# Collected data
※

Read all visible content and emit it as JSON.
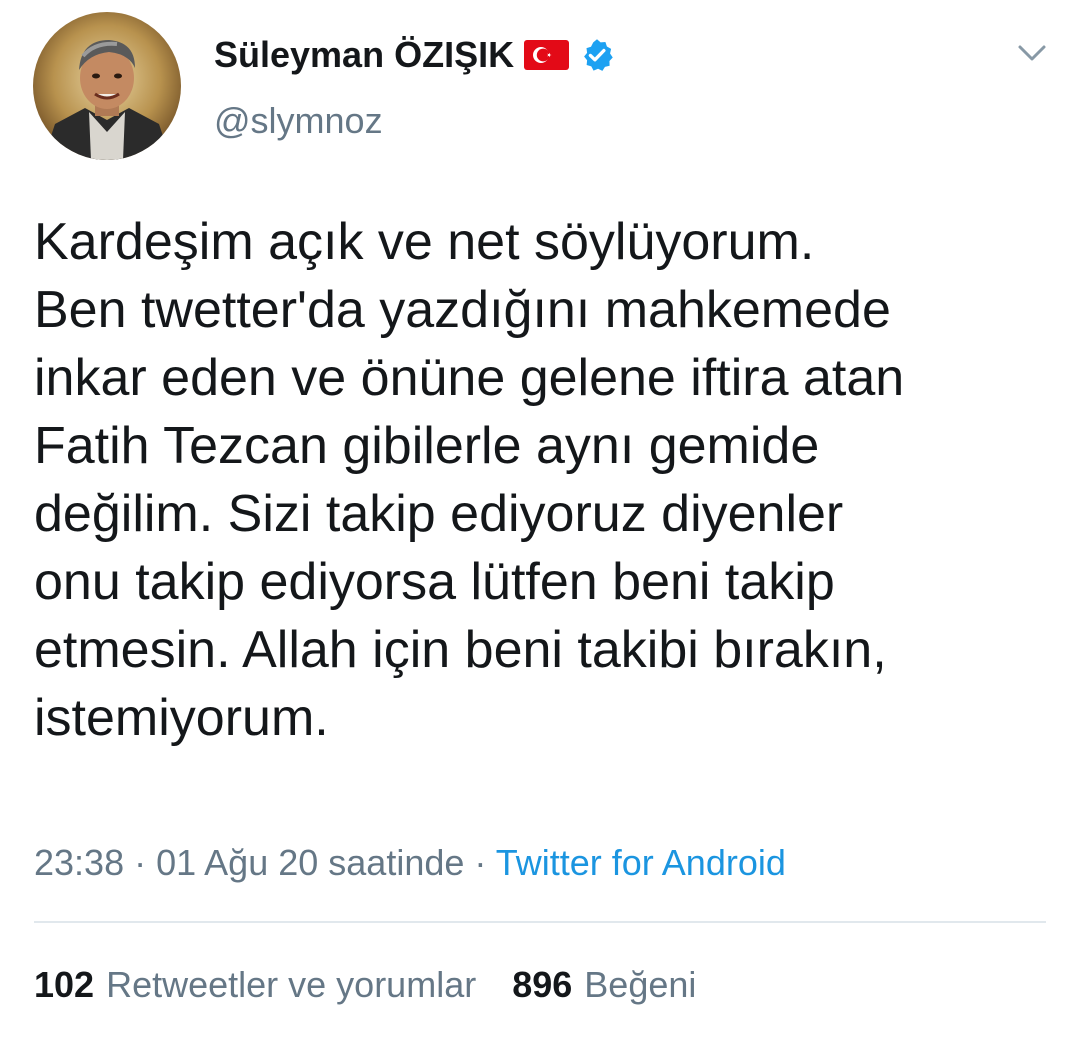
{
  "user": {
    "display_name": "Süleyman ÖZIŞIK",
    "handle": "@slymnoz",
    "flag": "turkish-flag-icon",
    "verified": "verified-badge-icon"
  },
  "tweet": {
    "text": "Kardeşim açık ve net söylüyorum.\nBen twetter'da yazdığını mahkemede\ninkar eden ve önüne gelene iftira atan\nFatih Tezcan gibilerle aynı gemide\ndeğilim. Sizi takip ediyoruz diyenler\nonu takip ediyorsa lütfen beni takip\netmesin. Allah için beni takibi bırakın,\nistemiyorum.",
    "time": "23:38",
    "separator": "·",
    "date": "01 Ağu 20 saatinde",
    "source": "Twitter for Android"
  },
  "stats": {
    "retweets_count": "102",
    "retweets_label": "Retweetler ve yorumlar",
    "likes_count": "896",
    "likes_label": "Beğeni"
  },
  "colors": {
    "text": "#14171a",
    "secondary": "#657786",
    "link": "#1b95e0",
    "divider": "#e1e8ed",
    "flag_red": "#e30a17",
    "verified_blue": "#1da1f2"
  }
}
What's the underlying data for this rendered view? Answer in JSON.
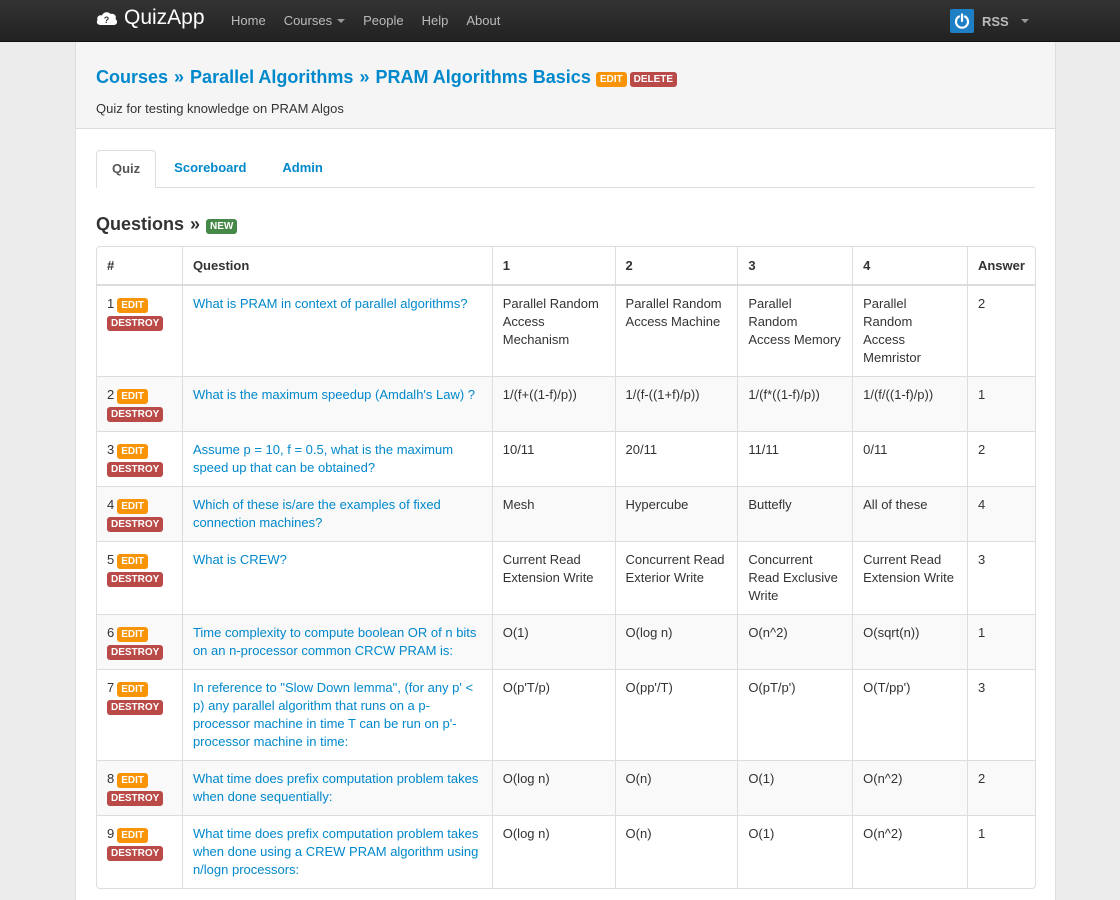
{
  "navbar": {
    "brand": "QuizApp",
    "links": [
      "Home",
      "Courses",
      "People",
      "Help",
      "About"
    ],
    "user": "RSS"
  },
  "header": {
    "crumbs": [
      "Courses",
      "Parallel Algorithms",
      "PRAM Algorithms Basics"
    ],
    "separator": "»",
    "edit_label": "EDIT",
    "delete_label": "DELETE",
    "description": "Quiz for testing knowledge on PRAM Algos"
  },
  "tabs": [
    "Quiz",
    "Scoreboard",
    "Admin"
  ],
  "questions": {
    "title": "Questions",
    "separator": "»",
    "new_label": "NEW",
    "row_edit_label": "EDIT",
    "row_destroy_label": "DESTROY",
    "columns": [
      "#",
      "Question",
      "1",
      "2",
      "3",
      "4",
      "Answer"
    ],
    "rows": [
      {
        "num": "1",
        "question": "What is PRAM in context of parallel algorithms?",
        "o1": "Parallel Random Access Mechanism",
        "o2": "Parallel Random Access Machine",
        "o3": "Parallel Random Access Memory",
        "o4": "Parallel Random Access Memristor",
        "answer": "2"
      },
      {
        "num": "2",
        "question": "What is the maximum speedup (Amdalh's Law) ?",
        "o1": "1/(f+((1-f)/p))",
        "o2": "1/(f-((1+f)/p))",
        "o3": "1/(f*((1-f)/p))",
        "o4": "1/(f/((1-f)/p))",
        "answer": "1"
      },
      {
        "num": "3",
        "question": "Assume p = 10, f = 0.5, what is the maximum speed up that can be obtained?",
        "o1": "10/11",
        "o2": "20/11",
        "o3": "11/11",
        "o4": "0/11",
        "answer": "2"
      },
      {
        "num": "4",
        "question": "Which of these is/are the examples of fixed connection machines?",
        "o1": "Mesh",
        "o2": "Hypercube",
        "o3": "Buttefly",
        "o4": "All of these",
        "answer": "4"
      },
      {
        "num": "5",
        "question": "What is CREW?",
        "o1": "Current Read Extension Write",
        "o2": "Concurrent Read Exterior Write",
        "o3": "Concurrent Read Exclusive Write",
        "o4": "Current Read Extension Write",
        "answer": "3"
      },
      {
        "num": "6",
        "question": "Time complexity to compute boolean OR of n bits on an n-processor common CRCW PRAM is:",
        "o1": "O(1)",
        "o2": "O(log n)",
        "o3": "O(n^2)",
        "o4": "O(sqrt(n))",
        "answer": "1"
      },
      {
        "num": "7",
        "question": "In reference to \"Slow Down lemma\", (for any p' < p) any parallel algorithm that runs on a p-processor machine in time T can be run on p'-processor machine in time:",
        "o1": "O(p'T/p)",
        "o2": "O(pp'/T)",
        "o3": "O(pT/p')",
        "o4": "O(T/pp')",
        "answer": "3"
      },
      {
        "num": "8",
        "question": "What time does prefix computation problem takes when done sequentially:",
        "o1": "O(log n)",
        "o2": "O(n)",
        "o3": "O(1)",
        "o4": "O(n^2)",
        "answer": "2"
      },
      {
        "num": "9",
        "question": "What time does prefix computation problem takes when done using a CREW PRAM algorithm using n/logn processors:",
        "o1": "O(log n)",
        "o2": "O(n)",
        "o3": "O(1)",
        "o4": "O(n^2)",
        "answer": "1"
      }
    ]
  }
}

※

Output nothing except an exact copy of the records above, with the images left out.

# Result for this task
Read all visible content and emit it as JSON.
{
  "user": {
    "display_name": "Süleyman ÖZIŞIK",
    "handle": "@slymnoz",
    "flag": "turkish-flag-icon",
    "verified": "verified-badge-icon"
  },
  "tweet": {
    "text": "Kardeşim açık ve net söylüyorum.\nBen twetter'da yazdığını mahkemede\ninkar eden ve önüne gelene iftira atan\nFatih Tezcan gibilerle aynı gemide\ndeğilim. Sizi takip ediyoruz diyenler\nonu takip ediyorsa lütfen beni takip\netmesin. Allah için beni takibi bırakın,\nistemiyorum.",
    "time": "23:38",
    "separator": "·",
    "date": "01 Ağu 20 saatinde",
    "source": "Twitter for Android"
  },
  "stats": {
    "retweets_count": "102",
    "retweets_label": "Retweetler ve yorumlar",
    "likes_count": "896",
    "likes_label": "Beğeni"
  },
  "colors": {
    "text": "#14171a",
    "secondary": "#657786",
    "link": "#1b95e0",
    "divider": "#e1e8ed",
    "flag_red": "#e30a17",
    "verified_blue": "#1da1f2"
  }
}
What's the underlying data for this rendered view? Answer in JSON.
{
  "navbar": {
    "brand": "QuizApp",
    "links": [
      "Home",
      "Courses",
      "People",
      "Help",
      "About"
    ],
    "user": "RSS"
  },
  "header": {
    "crumbs": [
      "Courses",
      "Parallel Algorithms",
      "PRAM Algorithms Basics"
    ],
    "separator": "»",
    "edit_label": "EDIT",
    "delete_label": "DELETE",
    "description": "Quiz for testing knowledge on PRAM Algos"
  },
  "tabs": [
    "Quiz",
    "Scoreboard",
    "Admin"
  ],
  "questions": {
    "title": "Questions",
    "separator": "»",
    "new_label": "NEW",
    "row_edit_label": "EDIT",
    "row_destroy_label": "DESTROY",
    "columns": [
      "#",
      "Question",
      "1",
      "2",
      "3",
      "4",
      "Answer"
    ],
    "rows": [
      {
        "num": "1",
        "question": "What is PRAM in context of parallel algorithms?",
        "o1": "Parallel Random Access Mechanism",
        "o2": "Parallel Random Access Machine",
        "o3": "Parallel Random Access Memory",
        "o4": "Parallel Random Access Memristor",
        "answer": "2"
      },
      {
        "num": "2",
        "question": "What is the maximum speedup (Amdalh's Law) ?",
        "o1": "1/(f+((1-f)/p))",
        "o2": "1/(f-((1+f)/p))",
        "o3": "1/(f*((1-f)/p))",
        "o4": "1/(f/((1-f)/p))",
        "answer": "1"
      },
      {
        "num": "3",
        "question": "Assume p = 10, f = 0.5, what is the maximum speed up that can be obtained?",
        "o1": "10/11",
        "o2": "20/11",
        "o3": "11/11",
        "o4": "0/11",
        "answer": "2"
      },
      {
        "num": "4",
        "question": "Which of these is/are the examples of fixed connection machines?",
        "o1": "Mesh",
        "o2": "Hypercube",
        "o3": "Buttefly",
        "o4": "All of these",
        "answer": "4"
      },
      {
        "num": "5",
        "question": "What is CREW?",
        "o1": "Current Read Extension Write",
        "o2": "Concurrent Read Exterior Write",
        "o3": "Concurrent Read Exclusive Write",
        "o4": "Current Read Extension Write",
        "answer": "3"
      },
      {
        "num": "6",
        "question": "Time complexity to compute boolean OR of n bits on an n-processor common CRCW PRAM is:",
        "o1": "O(1)",
        "o2": "O(log n)",
        "o3": "O(n^2)",
        "o4": "O(sqrt(n))",
        "answer": "1"
      },
      {
        "num": "7",
        "question": "In reference to \"Slow Down lemma\", (for any p' < p) any parallel algorithm that runs on a p-processor machine in time T can be run on p'-processor machine in time:",
        "o1": "O(p'T/p)",
        "o2": "O(pp'/T)",
        "o3": "O(pT/p')",
        "o4": "O(T/pp')",
        "answer": "3"
      },
      {
        "num": "8",
        "question": "What time does prefix computation problem takes when done sequentially:",
        "o1": "O(log n)",
        "o2": "O(n)",
        "o3": "O(1)",
        "o4": "O(n^2)",
        "answer": "2"
      },
      {
        "num": "9",
        "question": "What time does prefix computation problem takes when done using a CREW PRAM algorithm using n/logn processors:",
        "o1": "O(log n)",
        "o2": "O(n)",
        "o3": "O(1)",
        "o4": "O(n^2)",
        "answer": "1"
      }
    ]
  }
}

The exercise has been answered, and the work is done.